START AVAILABLE RECORDS

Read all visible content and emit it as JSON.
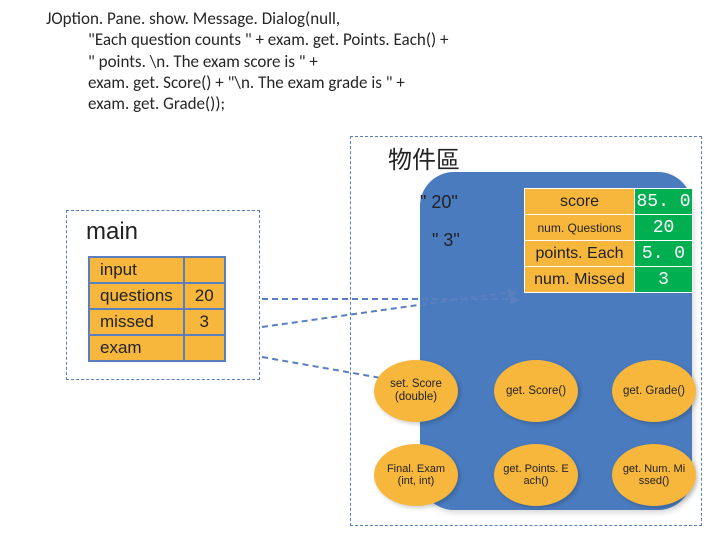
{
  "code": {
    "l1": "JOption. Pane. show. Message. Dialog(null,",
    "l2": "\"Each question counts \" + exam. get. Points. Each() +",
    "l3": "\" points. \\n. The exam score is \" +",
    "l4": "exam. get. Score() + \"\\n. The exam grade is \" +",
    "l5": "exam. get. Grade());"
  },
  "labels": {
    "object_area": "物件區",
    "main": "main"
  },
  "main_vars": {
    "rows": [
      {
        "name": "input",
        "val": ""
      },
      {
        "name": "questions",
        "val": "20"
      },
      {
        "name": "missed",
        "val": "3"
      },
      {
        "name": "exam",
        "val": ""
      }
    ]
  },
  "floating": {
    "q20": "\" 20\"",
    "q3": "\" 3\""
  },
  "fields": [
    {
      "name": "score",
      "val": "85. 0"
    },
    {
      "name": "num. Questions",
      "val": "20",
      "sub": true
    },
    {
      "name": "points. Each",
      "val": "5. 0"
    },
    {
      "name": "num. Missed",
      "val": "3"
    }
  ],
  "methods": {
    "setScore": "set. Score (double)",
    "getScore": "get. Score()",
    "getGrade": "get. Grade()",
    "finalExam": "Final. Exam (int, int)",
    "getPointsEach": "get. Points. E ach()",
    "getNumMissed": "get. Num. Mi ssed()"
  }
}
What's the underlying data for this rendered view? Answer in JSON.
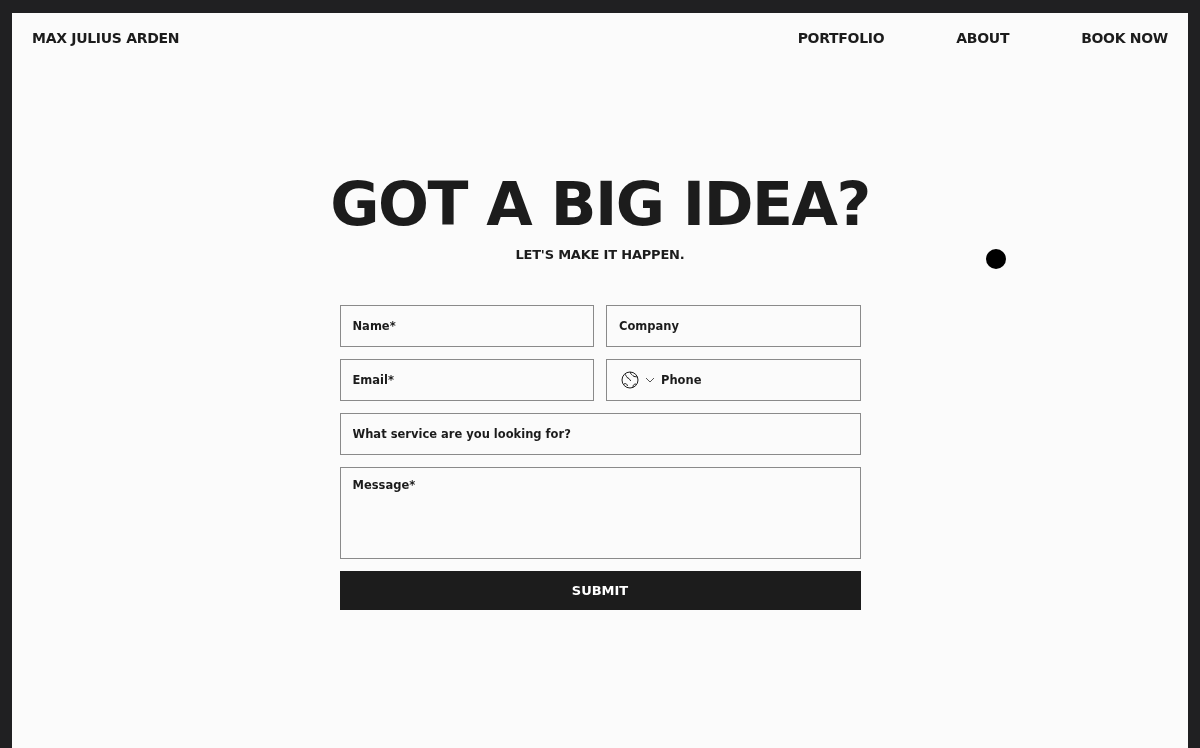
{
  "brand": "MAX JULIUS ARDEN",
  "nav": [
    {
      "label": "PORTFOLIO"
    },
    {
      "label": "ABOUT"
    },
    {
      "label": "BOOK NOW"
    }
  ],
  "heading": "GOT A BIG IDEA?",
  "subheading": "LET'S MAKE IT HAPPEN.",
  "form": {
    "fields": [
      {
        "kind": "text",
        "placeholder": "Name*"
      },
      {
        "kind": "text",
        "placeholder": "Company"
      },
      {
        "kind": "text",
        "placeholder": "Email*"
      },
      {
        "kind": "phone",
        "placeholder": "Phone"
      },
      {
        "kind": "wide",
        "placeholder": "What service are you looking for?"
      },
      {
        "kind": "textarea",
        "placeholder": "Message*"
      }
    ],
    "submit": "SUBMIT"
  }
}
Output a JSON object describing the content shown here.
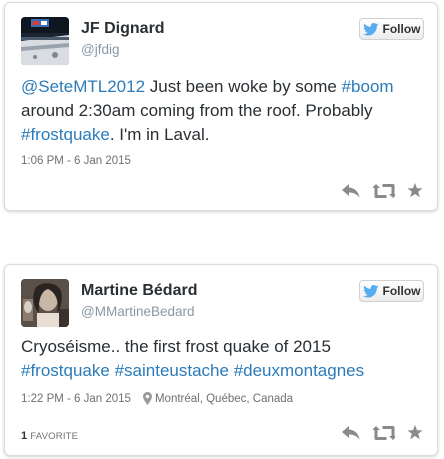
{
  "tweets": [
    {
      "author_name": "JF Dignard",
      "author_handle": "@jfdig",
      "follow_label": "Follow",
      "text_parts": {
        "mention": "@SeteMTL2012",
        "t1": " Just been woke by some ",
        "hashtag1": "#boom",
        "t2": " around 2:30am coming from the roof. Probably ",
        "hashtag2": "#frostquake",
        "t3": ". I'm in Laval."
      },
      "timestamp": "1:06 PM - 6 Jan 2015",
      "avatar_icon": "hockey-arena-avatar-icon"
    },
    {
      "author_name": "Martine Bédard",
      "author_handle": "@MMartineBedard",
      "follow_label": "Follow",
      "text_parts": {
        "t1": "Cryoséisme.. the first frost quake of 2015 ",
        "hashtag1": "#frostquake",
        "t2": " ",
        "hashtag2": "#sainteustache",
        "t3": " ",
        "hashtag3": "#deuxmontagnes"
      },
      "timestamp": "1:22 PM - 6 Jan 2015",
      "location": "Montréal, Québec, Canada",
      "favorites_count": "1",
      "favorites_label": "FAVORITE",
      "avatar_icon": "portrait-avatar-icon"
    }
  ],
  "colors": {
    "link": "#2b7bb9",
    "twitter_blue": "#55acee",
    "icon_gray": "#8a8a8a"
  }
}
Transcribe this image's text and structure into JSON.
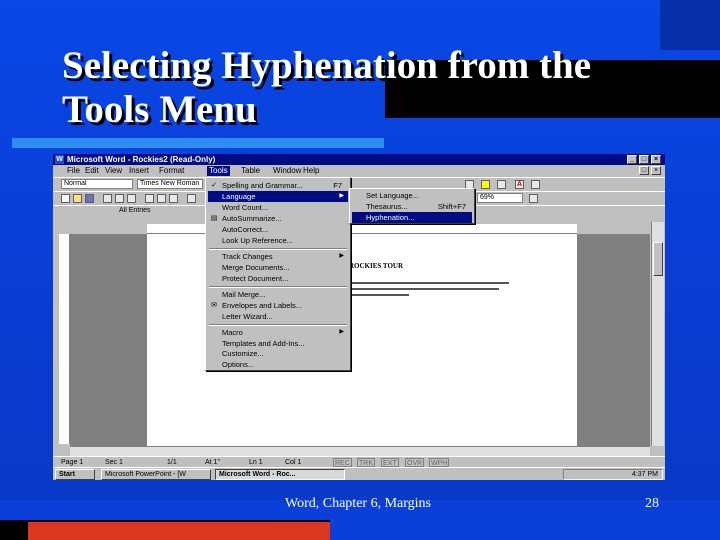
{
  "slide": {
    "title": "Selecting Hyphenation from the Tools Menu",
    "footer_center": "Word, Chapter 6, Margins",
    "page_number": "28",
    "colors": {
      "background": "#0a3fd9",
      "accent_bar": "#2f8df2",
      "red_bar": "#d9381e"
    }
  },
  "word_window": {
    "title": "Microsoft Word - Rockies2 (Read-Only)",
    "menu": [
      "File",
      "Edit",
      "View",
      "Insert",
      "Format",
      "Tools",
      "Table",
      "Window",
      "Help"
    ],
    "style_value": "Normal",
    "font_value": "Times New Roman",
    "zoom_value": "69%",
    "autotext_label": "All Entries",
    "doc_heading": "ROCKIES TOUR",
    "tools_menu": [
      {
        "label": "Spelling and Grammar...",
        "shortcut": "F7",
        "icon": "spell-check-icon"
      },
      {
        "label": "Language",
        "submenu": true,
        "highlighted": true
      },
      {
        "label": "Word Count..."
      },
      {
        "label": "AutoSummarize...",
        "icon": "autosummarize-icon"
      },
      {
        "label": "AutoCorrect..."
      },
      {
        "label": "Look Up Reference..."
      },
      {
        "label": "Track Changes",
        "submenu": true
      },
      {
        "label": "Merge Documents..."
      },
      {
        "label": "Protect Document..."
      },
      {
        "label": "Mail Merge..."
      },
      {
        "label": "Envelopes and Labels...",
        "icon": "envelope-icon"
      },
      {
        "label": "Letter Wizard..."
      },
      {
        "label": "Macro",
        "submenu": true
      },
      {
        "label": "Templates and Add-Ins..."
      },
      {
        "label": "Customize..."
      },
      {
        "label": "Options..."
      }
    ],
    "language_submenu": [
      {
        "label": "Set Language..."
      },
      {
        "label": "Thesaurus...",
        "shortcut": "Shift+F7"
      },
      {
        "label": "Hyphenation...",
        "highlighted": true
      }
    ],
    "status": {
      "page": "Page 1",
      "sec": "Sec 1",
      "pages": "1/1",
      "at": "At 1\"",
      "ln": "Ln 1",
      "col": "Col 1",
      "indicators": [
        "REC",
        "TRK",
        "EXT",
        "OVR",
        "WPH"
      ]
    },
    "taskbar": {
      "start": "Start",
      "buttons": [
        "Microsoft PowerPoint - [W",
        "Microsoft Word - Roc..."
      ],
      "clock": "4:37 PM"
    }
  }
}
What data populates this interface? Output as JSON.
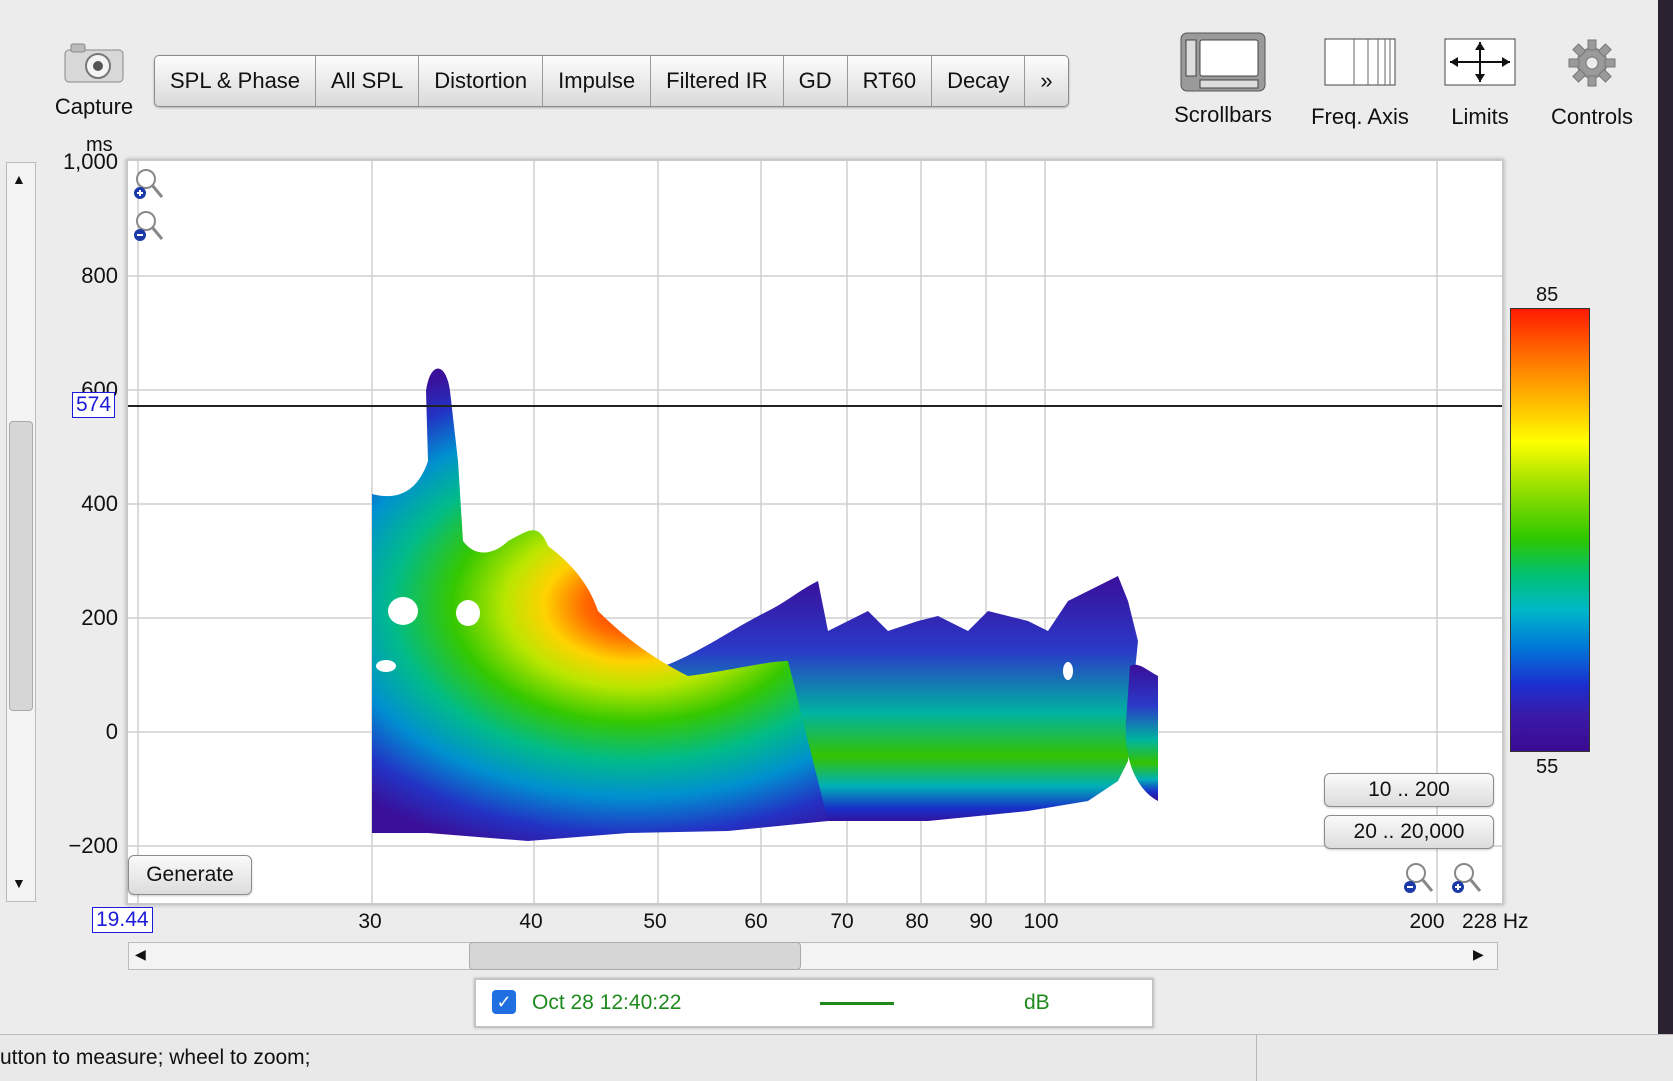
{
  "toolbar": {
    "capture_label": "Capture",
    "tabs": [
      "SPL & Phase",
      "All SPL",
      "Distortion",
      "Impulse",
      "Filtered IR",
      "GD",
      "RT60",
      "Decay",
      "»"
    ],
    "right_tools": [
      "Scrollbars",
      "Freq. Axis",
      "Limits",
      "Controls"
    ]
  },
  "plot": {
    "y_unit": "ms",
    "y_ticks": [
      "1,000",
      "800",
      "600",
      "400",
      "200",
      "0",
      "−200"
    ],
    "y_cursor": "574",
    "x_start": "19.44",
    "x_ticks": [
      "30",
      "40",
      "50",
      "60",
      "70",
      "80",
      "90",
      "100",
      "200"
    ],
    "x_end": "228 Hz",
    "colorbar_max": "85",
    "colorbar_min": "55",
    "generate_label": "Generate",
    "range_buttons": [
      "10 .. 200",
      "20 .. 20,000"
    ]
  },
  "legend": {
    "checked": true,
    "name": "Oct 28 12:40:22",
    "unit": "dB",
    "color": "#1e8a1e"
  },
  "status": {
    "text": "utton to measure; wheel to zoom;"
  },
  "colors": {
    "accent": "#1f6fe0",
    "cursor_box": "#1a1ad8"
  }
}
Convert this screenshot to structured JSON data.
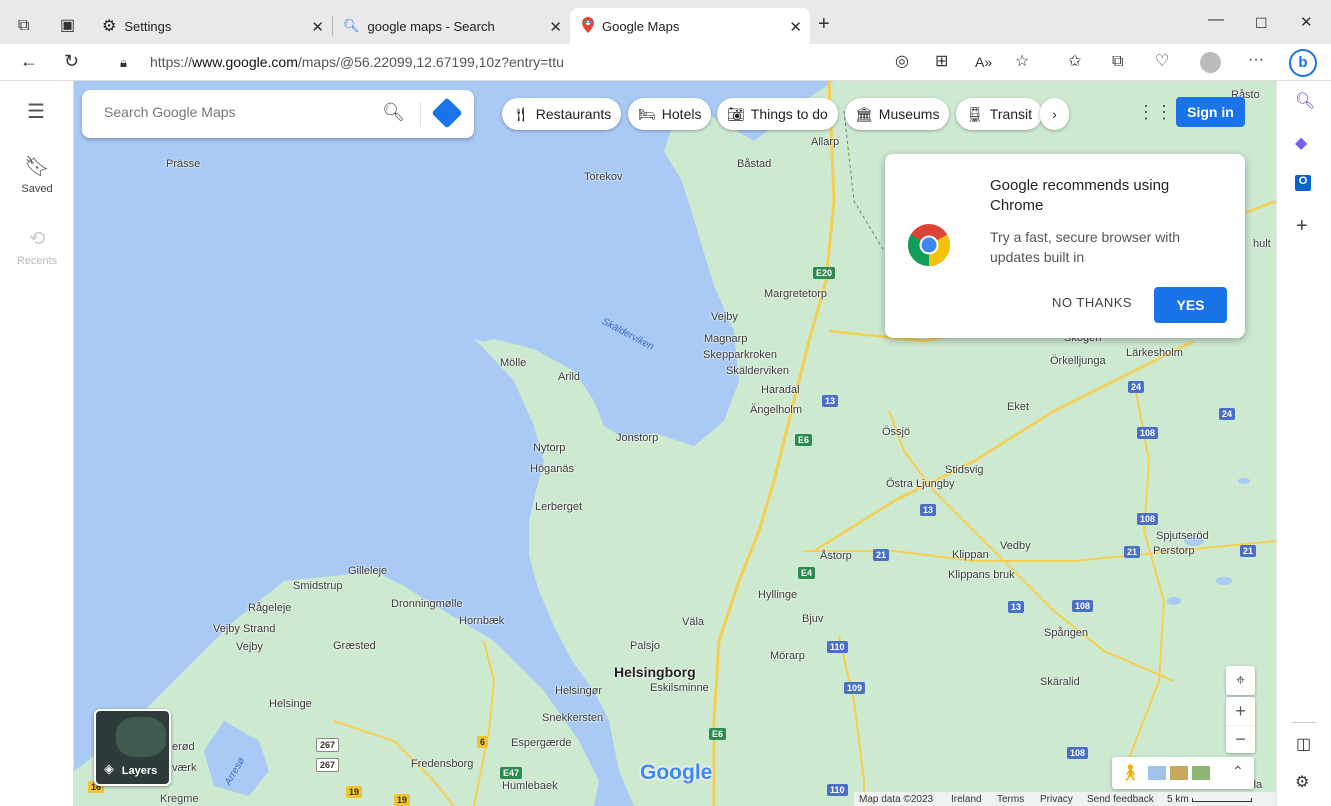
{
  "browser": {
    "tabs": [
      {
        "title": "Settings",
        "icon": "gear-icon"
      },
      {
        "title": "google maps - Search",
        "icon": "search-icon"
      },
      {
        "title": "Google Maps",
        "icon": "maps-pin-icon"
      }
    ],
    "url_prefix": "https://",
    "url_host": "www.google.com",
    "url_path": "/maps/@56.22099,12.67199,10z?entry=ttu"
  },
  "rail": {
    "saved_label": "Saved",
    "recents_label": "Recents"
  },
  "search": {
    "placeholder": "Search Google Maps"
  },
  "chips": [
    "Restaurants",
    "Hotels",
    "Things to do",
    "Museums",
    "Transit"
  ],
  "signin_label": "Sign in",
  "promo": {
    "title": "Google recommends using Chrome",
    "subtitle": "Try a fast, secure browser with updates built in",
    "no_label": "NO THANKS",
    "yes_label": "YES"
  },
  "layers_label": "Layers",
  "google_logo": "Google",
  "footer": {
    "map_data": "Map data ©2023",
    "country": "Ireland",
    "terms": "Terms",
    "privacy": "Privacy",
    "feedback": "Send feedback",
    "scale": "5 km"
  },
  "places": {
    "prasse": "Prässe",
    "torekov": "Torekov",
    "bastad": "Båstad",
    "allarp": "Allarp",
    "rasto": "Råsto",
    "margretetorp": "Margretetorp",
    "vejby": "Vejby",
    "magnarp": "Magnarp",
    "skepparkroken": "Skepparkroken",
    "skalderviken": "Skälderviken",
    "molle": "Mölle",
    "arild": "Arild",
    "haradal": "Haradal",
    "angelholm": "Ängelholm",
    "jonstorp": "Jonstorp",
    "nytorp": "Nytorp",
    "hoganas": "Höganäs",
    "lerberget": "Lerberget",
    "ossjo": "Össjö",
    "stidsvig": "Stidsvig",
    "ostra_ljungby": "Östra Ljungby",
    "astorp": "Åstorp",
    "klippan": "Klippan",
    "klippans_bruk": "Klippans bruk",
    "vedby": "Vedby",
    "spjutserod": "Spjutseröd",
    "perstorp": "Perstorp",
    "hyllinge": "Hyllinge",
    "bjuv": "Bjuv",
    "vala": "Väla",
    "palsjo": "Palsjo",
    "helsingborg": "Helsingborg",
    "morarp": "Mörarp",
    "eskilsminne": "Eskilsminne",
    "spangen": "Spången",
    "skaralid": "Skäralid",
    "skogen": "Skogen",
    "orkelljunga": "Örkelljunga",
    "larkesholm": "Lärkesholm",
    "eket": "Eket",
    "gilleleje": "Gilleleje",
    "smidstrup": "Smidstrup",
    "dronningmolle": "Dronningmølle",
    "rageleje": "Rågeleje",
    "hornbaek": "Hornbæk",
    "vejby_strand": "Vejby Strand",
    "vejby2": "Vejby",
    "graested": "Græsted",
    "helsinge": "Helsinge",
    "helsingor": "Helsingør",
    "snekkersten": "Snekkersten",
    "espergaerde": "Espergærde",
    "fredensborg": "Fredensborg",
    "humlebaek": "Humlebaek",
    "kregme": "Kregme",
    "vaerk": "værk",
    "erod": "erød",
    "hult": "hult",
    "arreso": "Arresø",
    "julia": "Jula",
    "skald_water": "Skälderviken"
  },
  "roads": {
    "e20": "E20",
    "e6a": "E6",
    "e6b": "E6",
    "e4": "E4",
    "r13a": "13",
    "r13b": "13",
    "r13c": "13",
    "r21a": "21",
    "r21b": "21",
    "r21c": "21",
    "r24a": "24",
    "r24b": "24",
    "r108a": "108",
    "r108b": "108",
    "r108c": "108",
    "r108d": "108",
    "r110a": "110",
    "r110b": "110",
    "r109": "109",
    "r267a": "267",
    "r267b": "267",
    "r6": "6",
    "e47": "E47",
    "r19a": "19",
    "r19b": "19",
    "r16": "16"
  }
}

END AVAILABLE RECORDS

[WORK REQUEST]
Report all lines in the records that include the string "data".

[PROBLEM SOLUTION]
What's the underlying data for this rendered view? Answer in JSON.
What data populates this interface? Output as JSON.
Convert this screenshot to structured JSON data.
    "map_data": "Map data ©2023",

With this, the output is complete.